Archives:Respect the Unstable
Respect the Unstable
An understanding of fundamental limitations is an essential element in all engineering. Shannon’s early results on channel capacity have always had center court in signal processing. Strangely, the early results of Bode were not accorded the same attention in control. It was therefore highly appropriate that the IEEE Control Systems Society created the Bode Lecture Award, an honor which also came with the duty of delivering a lecture. Gunter Stein gave the first Hendrik W. Bode Lecture at the IEEE Conference on Decision and Control in Tampa, Florida, in December 1989. In his lecture he focused on Bode’s important observation that there are fundamental limitations on the achievable sensitivity function expressed by Bode’s integral. Gunter has a unique position in the controls community because he combines the insight derived from a large number of industrial applications at Honeywell with long experience as an influential adjunct professor at the Massachusetts Institute of Technology from 1977 to 1996. In his lecture, Gunter also emphasized the importance of the interaction between instability and saturating actuators and the consequences of the fact that control is becoming increasingly mission critical.
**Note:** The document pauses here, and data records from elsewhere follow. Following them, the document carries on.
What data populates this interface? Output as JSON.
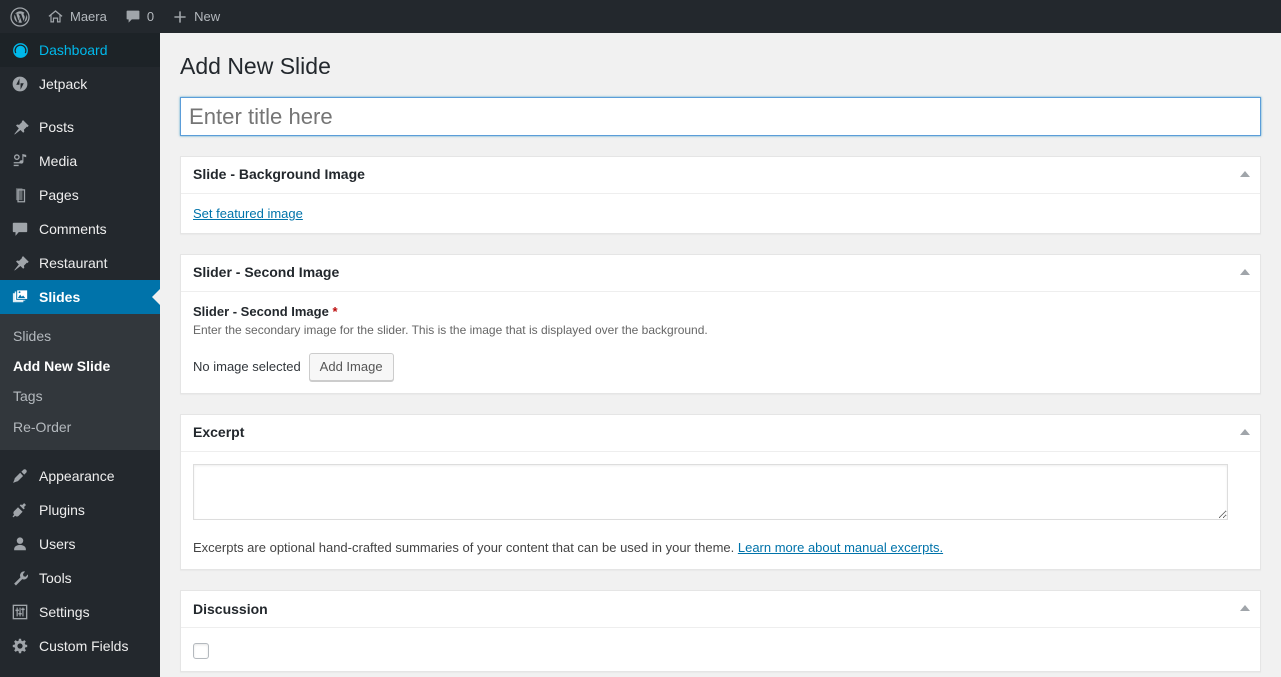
{
  "adminbar": {
    "items": [
      {
        "icon": "wordpress-logo-icon",
        "label": ""
      },
      {
        "icon": "home-icon",
        "label": "Maera"
      },
      {
        "icon": "comment-bubble-icon",
        "label": "0"
      },
      {
        "icon": "plus-icon",
        "label": "New"
      }
    ]
  },
  "sidebar": {
    "items": [
      {
        "label": "Dashboard",
        "icon": "dashboard-icon",
        "state": "current"
      },
      {
        "label": "Jetpack",
        "icon": "jetpack-icon",
        "state": ""
      },
      {
        "label": "Posts",
        "icon": "pin-icon",
        "state": ""
      },
      {
        "label": "Media",
        "icon": "media-icon",
        "state": ""
      },
      {
        "label": "Pages",
        "icon": "pages-icon",
        "state": ""
      },
      {
        "label": "Comments",
        "icon": "comment-bubble-icon",
        "state": ""
      },
      {
        "label": "Restaurant",
        "icon": "pin-icon",
        "state": ""
      },
      {
        "label": "Slides",
        "icon": "slides-icon",
        "state": "active"
      }
    ],
    "submenu": [
      {
        "label": "Slides",
        "current": false
      },
      {
        "label": "Add New Slide",
        "current": true
      },
      {
        "label": "Tags",
        "current": false
      },
      {
        "label": "Re-Order",
        "current": false
      }
    ],
    "items_lower": [
      {
        "label": "Appearance",
        "icon": "paintbrush-icon"
      },
      {
        "label": "Plugins",
        "icon": "plug-icon"
      },
      {
        "label": "Users",
        "icon": "user-icon"
      },
      {
        "label": "Tools",
        "icon": "wrench-icon"
      },
      {
        "label": "Settings",
        "icon": "sliders-icon"
      },
      {
        "label": "Custom Fields",
        "icon": "gear-icon"
      }
    ],
    "colors": {
      "background": "#23282d",
      "submenu_background": "#32373c",
      "active": "#0073aa",
      "current_text": "#00b9eb"
    }
  },
  "main": {
    "page_title": "Add New Slide",
    "title_input": {
      "value": "",
      "placeholder": "Enter title here"
    },
    "boxes": [
      {
        "title": "Slide - Background Image",
        "featured_image_link": "Set featured image"
      },
      {
        "title": "Slider - Second Image",
        "field_label": "Slider - Second Image",
        "required_marker": "*",
        "field_desc": "Enter the secondary image for the slider. This is the image that is displayed over the background.",
        "file_status": "No image selected",
        "add_button": "Add Image"
      },
      {
        "title": "Excerpt",
        "textarea_value": "",
        "note_text": "Excerpts are optional hand-crafted summaries of your content that can be used in your theme. ",
        "note_link": "Learn more about manual excerpts."
      },
      {
        "title": "Discussion"
      }
    ]
  },
  "theme": {
    "accent": "#0073aa",
    "link": "#0073aa",
    "required_red": "#bc0b0b",
    "content_bg": "#f1f1f1",
    "focus_border": "#5b9dd9"
  }
}
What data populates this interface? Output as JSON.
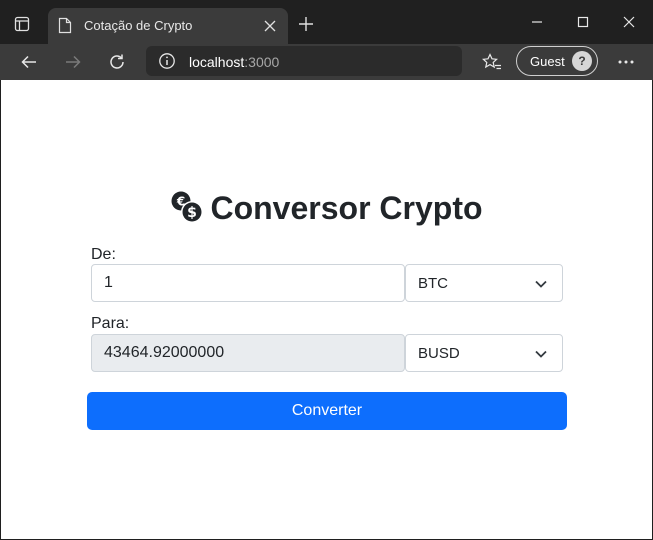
{
  "browser": {
    "tab_title": "Cotação de Crypto",
    "address_host": "localhost",
    "address_port": ":3000",
    "profile_label": "Guest"
  },
  "page": {
    "title": "Conversor Crypto",
    "from_label": "De:",
    "from_amount": "1",
    "from_currency": "BTC",
    "to_label": "Para:",
    "to_amount": "43464.92000000",
    "to_currency": "BUSD",
    "convert_label": "Converter"
  },
  "colors": {
    "primary": "#0d6efd",
    "readonly_bg": "#e9ecef",
    "text": "#212529"
  },
  "icons": {
    "tab_actions": "tab-actions-icon",
    "favicon": "page-icon",
    "close": "close-icon",
    "new_tab": "plus-icon",
    "back": "arrow-left-icon",
    "forward": "arrow-right-icon",
    "reload": "reload-icon",
    "info": "info-icon",
    "favorites": "star-list-icon",
    "more": "more-icon",
    "heading": "coins-icon",
    "select": "chevron-down-icon"
  }
}
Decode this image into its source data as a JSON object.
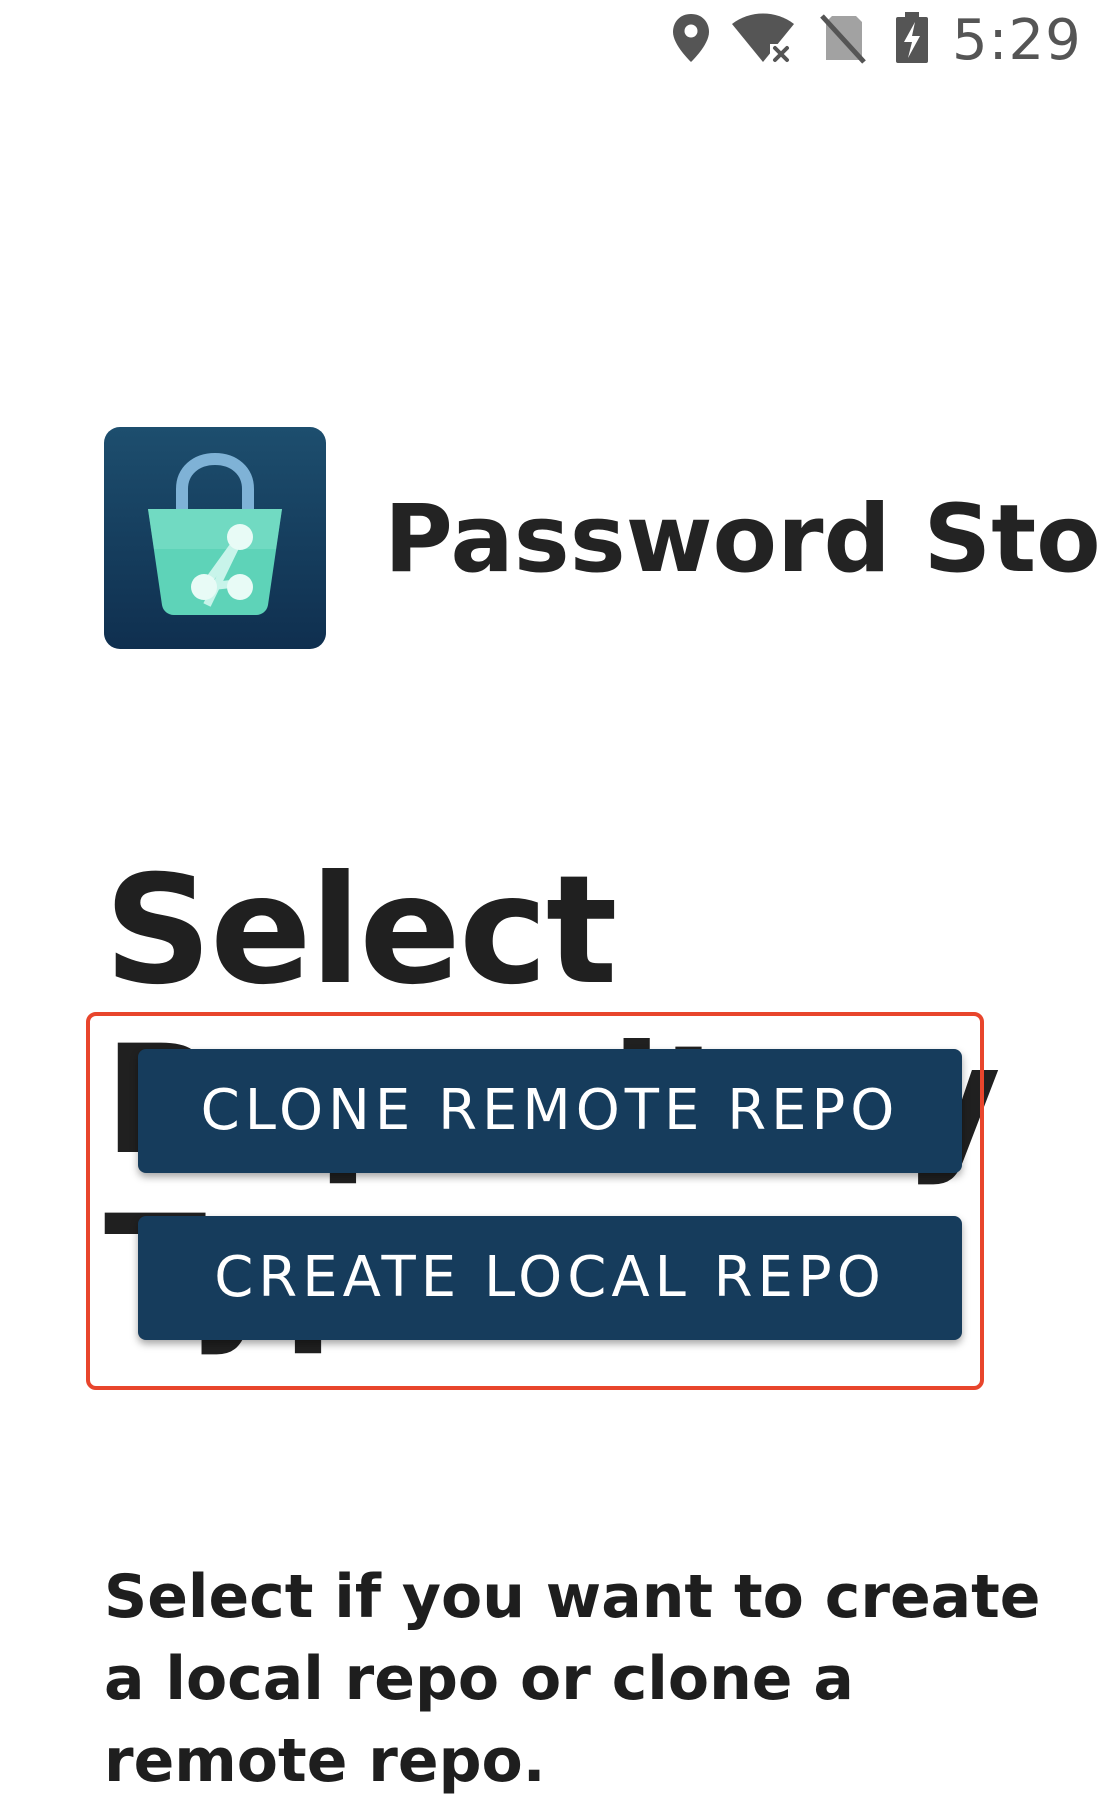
{
  "status_bar": {
    "time": "5:29",
    "icons": [
      "location-icon",
      "wifi-off-icon",
      "no-sim-icon",
      "battery-charging-icon"
    ]
  },
  "header": {
    "app_title": "Password Store",
    "logo_icon": "password-store-logo-icon"
  },
  "main": {
    "heading": "Select Repository Type",
    "actions": {
      "clone_remote_label": "CLONE REMOTE REPO",
      "create_local_label": "CREATE LOCAL REPO"
    },
    "description": "Select if you want to create a local repo or clone a remote repo."
  },
  "colors": {
    "button_background": "#163c5c",
    "button_text": "#ffffff",
    "highlight_border": "#e8452c",
    "logo_background": "#0f2f4f",
    "logo_bag": "#5ed3b8"
  }
}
After more than 13 years I still remember Gunter’s superb lecture. I also remember comments from young control scientists who had been brought up on state-space theory who said: “I believed that controllability and observability were the only things that mattered.” At Lund University we made Gunter’s lecture a key part of all courses in control system design. Gunter was brought into the classroom via videotapes published by the IEEE Control Systems Society and the written lecture notes. It was a real drawback that the lecture was not available in more archival form. I am therefore delighted that IEEE Control Systems Magazine is publishing this article. I sincerely hope that this will be followed by a DVD version of the videotape. The lecture is like really good wine; it ages superbly.
—Karl J Åström, Professor Emeritus, Lund University, Lund, Sweden (2003)